Cooper also avoided visits with other teams where he would have to answer unpleasant and difficult questions about last summer.
Instead of having to explain how and why he was captured on video dropping a racial slur at a concert, and convince new coaches and teammates that he's really a decent guy, Cooper remains with the one team that has already dealt with and moved on from the incident.
"I do feel like he's accepted by everyone in the locker room," center Jason Kelce, who also signed a new contract, said. "Obviously, I can't speak for everybody. But I think the biggest point is, it was handled. Obviously, it was a terrible situation. Riley came forward, said he was wrong, made a mistake. I think guys were able through time and being with him and understanding who he actually is, it kind of defused.

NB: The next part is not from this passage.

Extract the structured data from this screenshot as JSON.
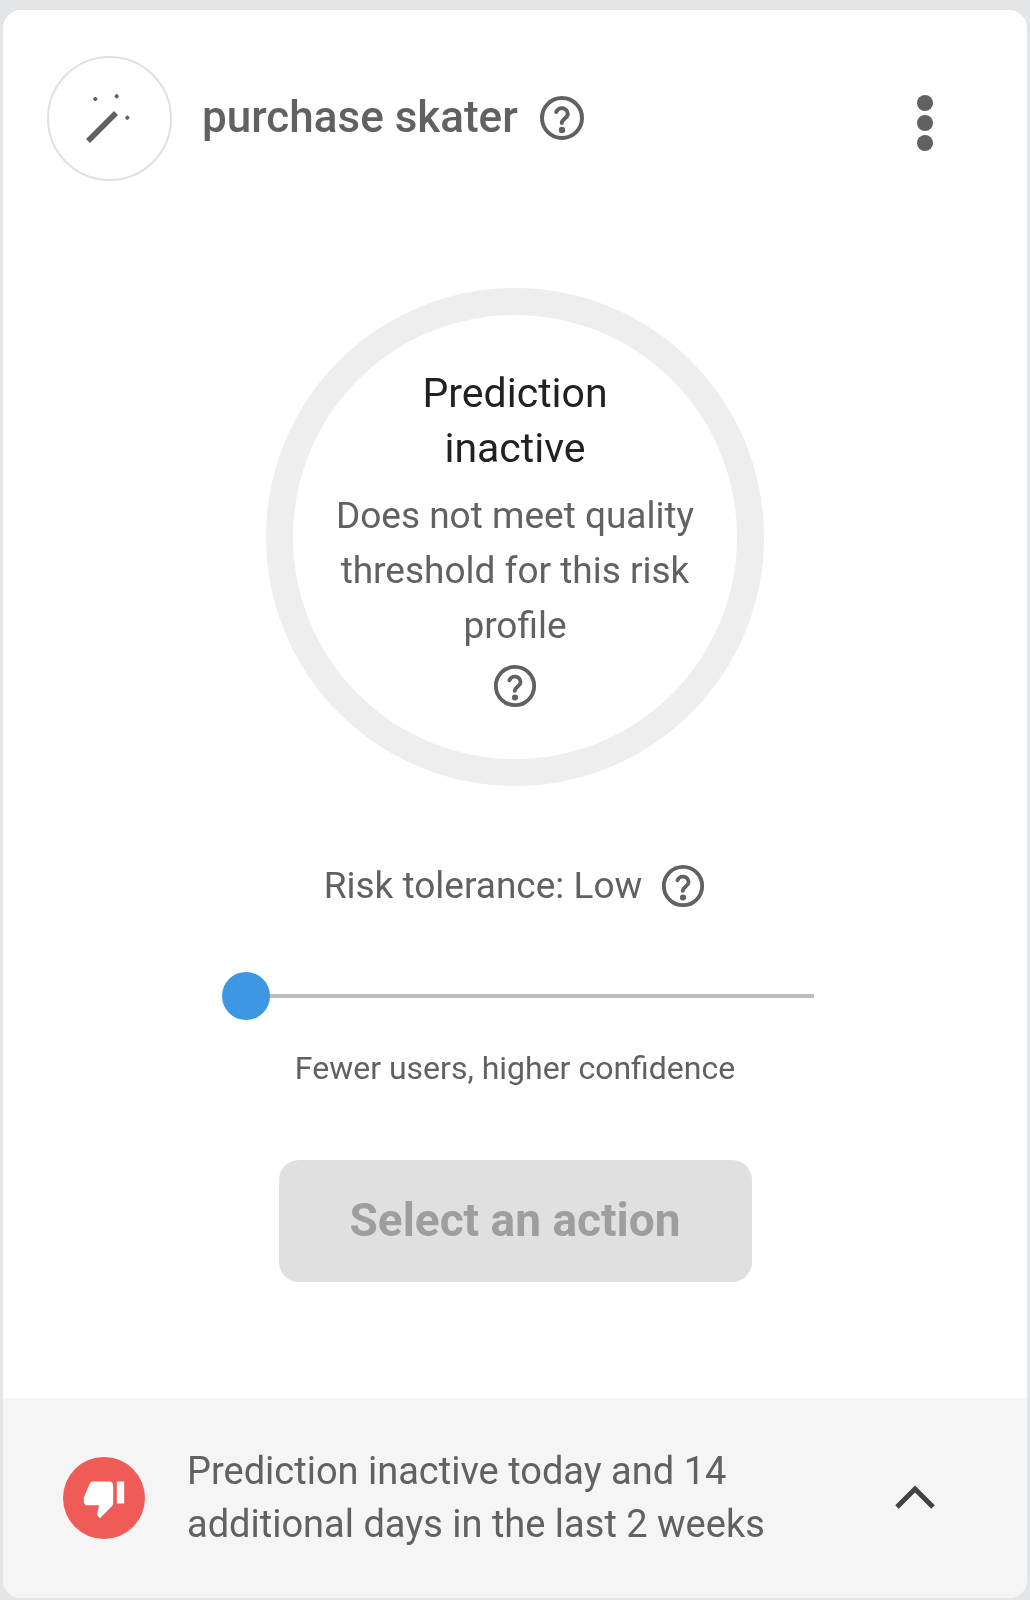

"At this point, I don't think it's a factor. It's not brought up anymore, and it doesn't need to be."
But it would have been brought up all over again if Cooper had signed, or even visited, somewhere else.
"I felt like this is where I needed to be," Cooper said Thursday. "So I'm here. It's like a weight lifted off my shoulders. I'm glad I didn't have to deal with free agency. That's a-whole-nother deal in itself that I don't know anything about."

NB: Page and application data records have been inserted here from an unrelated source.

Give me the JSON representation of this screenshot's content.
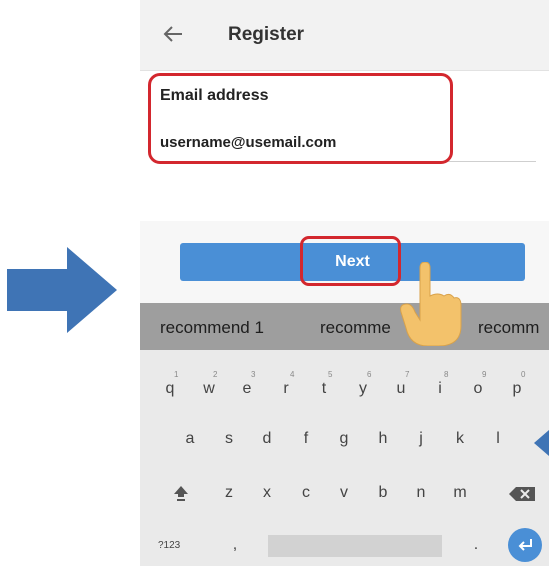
{
  "header": {
    "title": "Register"
  },
  "form": {
    "email_label": "Email address",
    "email_value": "username@usemail.com"
  },
  "actions": {
    "next_label": "Next"
  },
  "suggestions": [
    "recommend 1",
    "recomme",
    "recomm"
  ],
  "keyboard": {
    "row1": [
      "q",
      "w",
      "e",
      "r",
      "t",
      "y",
      "u",
      "i",
      "o",
      "p"
    ],
    "row1_hints": [
      "1",
      "2",
      "3",
      "4",
      "5",
      "6",
      "7",
      "8",
      "9",
      "0"
    ],
    "row2": [
      "a",
      "s",
      "d",
      "f",
      "g",
      "h",
      "j",
      "k",
      "l"
    ],
    "row3": [
      "z",
      "x",
      "c",
      "v",
      "b",
      "n",
      "m"
    ],
    "mode_key": "?123",
    "comma_key": ",",
    "period_key": "."
  },
  "colors": {
    "accent": "#4a8fd6",
    "highlight": "#d3272e",
    "pointer_arrow": "#3f74b5"
  }
}
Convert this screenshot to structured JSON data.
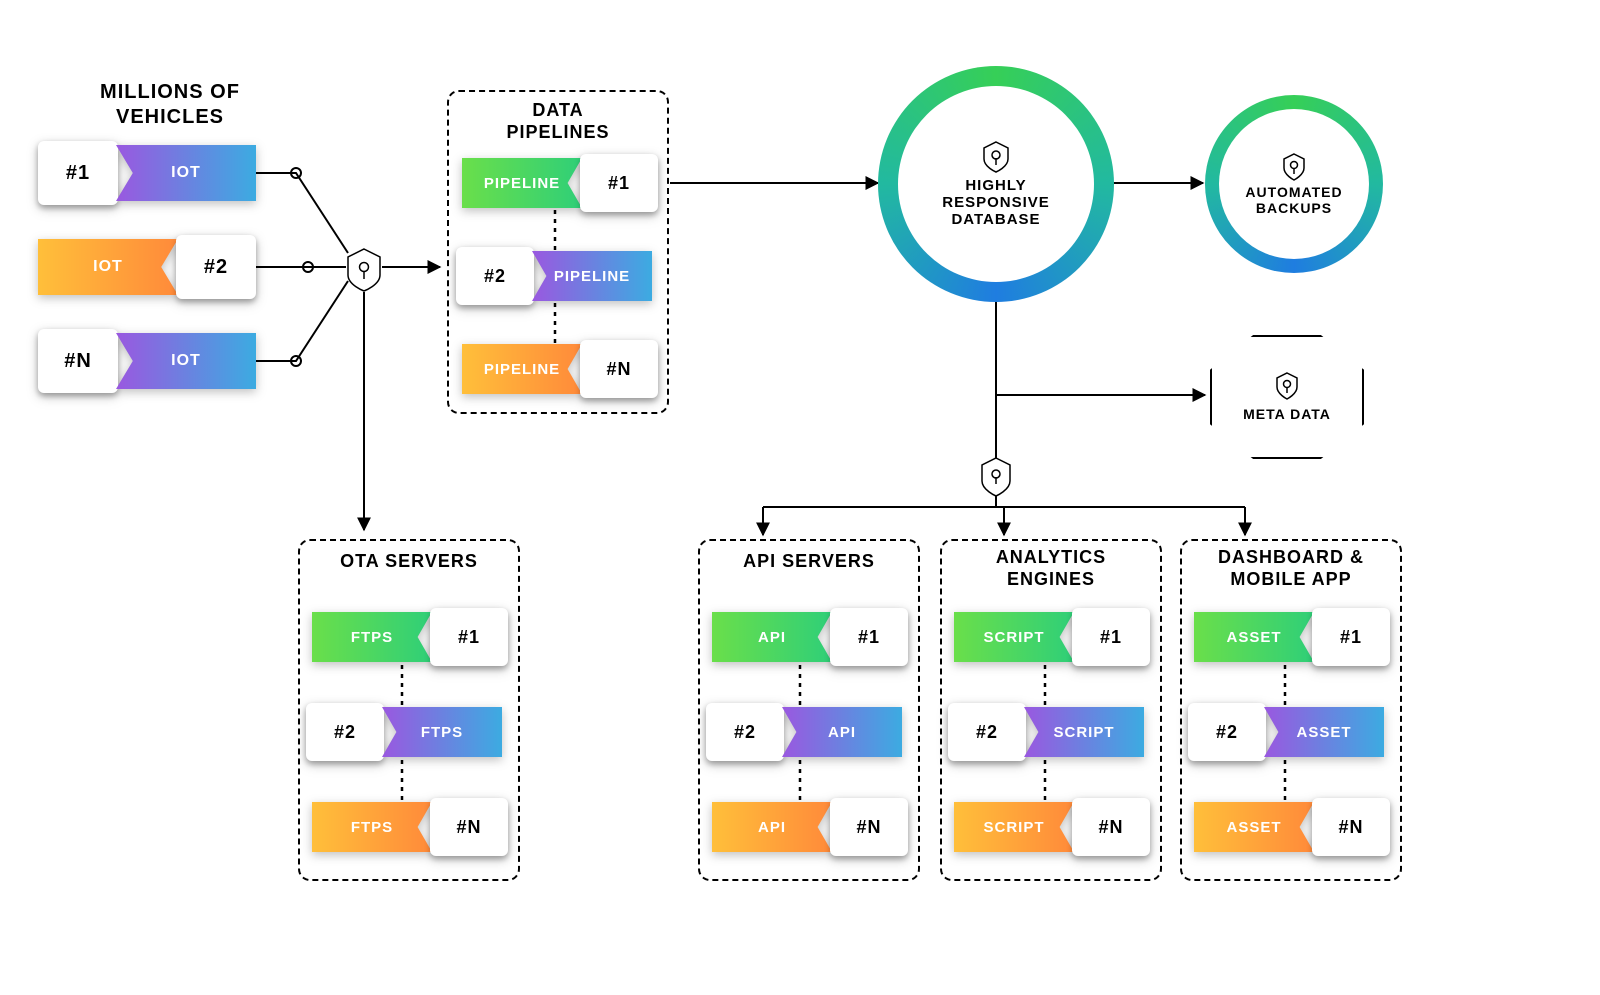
{
  "vehicles": {
    "title": "MILLIONS OF\nVEHICLES",
    "items": [
      {
        "tag": "#1",
        "label": "IOT"
      },
      {
        "tag": "#2",
        "label": "IOT"
      },
      {
        "tag": "#N",
        "label": "IOT"
      }
    ]
  },
  "pipelines": {
    "title": "DATA\nPIPELINES",
    "items": [
      {
        "tag": "#1",
        "label": "PIPELINE"
      },
      {
        "tag": "#2",
        "label": "PIPELINE"
      },
      {
        "tag": "#N",
        "label": "PIPELINE"
      }
    ]
  },
  "ota": {
    "title": "OTA SERVERS",
    "items": [
      {
        "tag": "#1",
        "label": "FTPS"
      },
      {
        "tag": "#2",
        "label": "FTPS"
      },
      {
        "tag": "#N",
        "label": "FTPS"
      }
    ]
  },
  "api": {
    "title": "API SERVERS",
    "items": [
      {
        "tag": "#1",
        "label": "API"
      },
      {
        "tag": "#2",
        "label": "API"
      },
      {
        "tag": "#N",
        "label": "API"
      }
    ]
  },
  "analytics": {
    "title": "ANALYTICS\nENGINES",
    "items": [
      {
        "tag": "#1",
        "label": "SCRIPT"
      },
      {
        "tag": "#2",
        "label": "SCRIPT"
      },
      {
        "tag": "#N",
        "label": "SCRIPT"
      }
    ]
  },
  "dashboard": {
    "title": "DASHBOARD  &\nMOBILE APP",
    "items": [
      {
        "tag": "#1",
        "label": "ASSET"
      },
      {
        "tag": "#2",
        "label": "ASSET"
      },
      {
        "tag": "#N",
        "label": "ASSET"
      }
    ]
  },
  "database": {
    "label": "HIGHLY\nRESPONSIVE\nDATABASE"
  },
  "backups": {
    "label": "AUTOMATED\nBACKUPS"
  },
  "metadata": {
    "label": "META DATA"
  }
}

Cooper signed a five-year, $25 million contract with $8 million in guaranteed money over the first two years. There is no way to know what Cooper would have commanded on the open market, or whether teams would have excluded him because of the incident.
The Eagles, on the other hand, stood by Cooper through a firestorm of criticism -- most directed at him, some directed at the team for not taking stronger action.
"They showed tremendous loyalty," Cooper said. "I'm glad I'm back. The city, the fans, the team, the system -- everything in Philadelphia, I like. It was tough. Everyone knows that. I dealt with a lot of adversity."
Of course, he also created it. General manager Howie Roseman said the incident was painful for the whole franchise but that it was not a major consideration in deciding to bring Cooper back. Roseman said the contract doesn't include language about behavior that is any different from the standard contract.
"We got through that in August," Roseman said. "We had an opportunity to see him during the season and see how his teammates interacted with him, see how he was around the building. When you talk about going through some adversity together, in a lot of ways, that brought our team closer together. Not that it was something we'd want to have happen, but we learned a lot about a lot of players on the team through that."
Cooper's story would be compelling if he'd never gone to that Kenny Chesney concert. He was a fifth-round pick out of Florida -- and one of Tim Tebow's favorite targets -- who lasted three seasons as the fourth receiver in Andy Reid's offense.
When Jeremy Maclin tore his ACL last summer, Cooper got his chance to start. As coach Chip Kelly said in a prepared statement, he made the most of that opportunity.
"I think it's kind of cool when you're drafted somewhere and, hopefully I'm fortunate enough to finish my career in the same place," Cooper said. "I think that's kind of cool. Not a lot of people can do it. Hopefully I can do it. I wouldn't want to do it in any other city but here."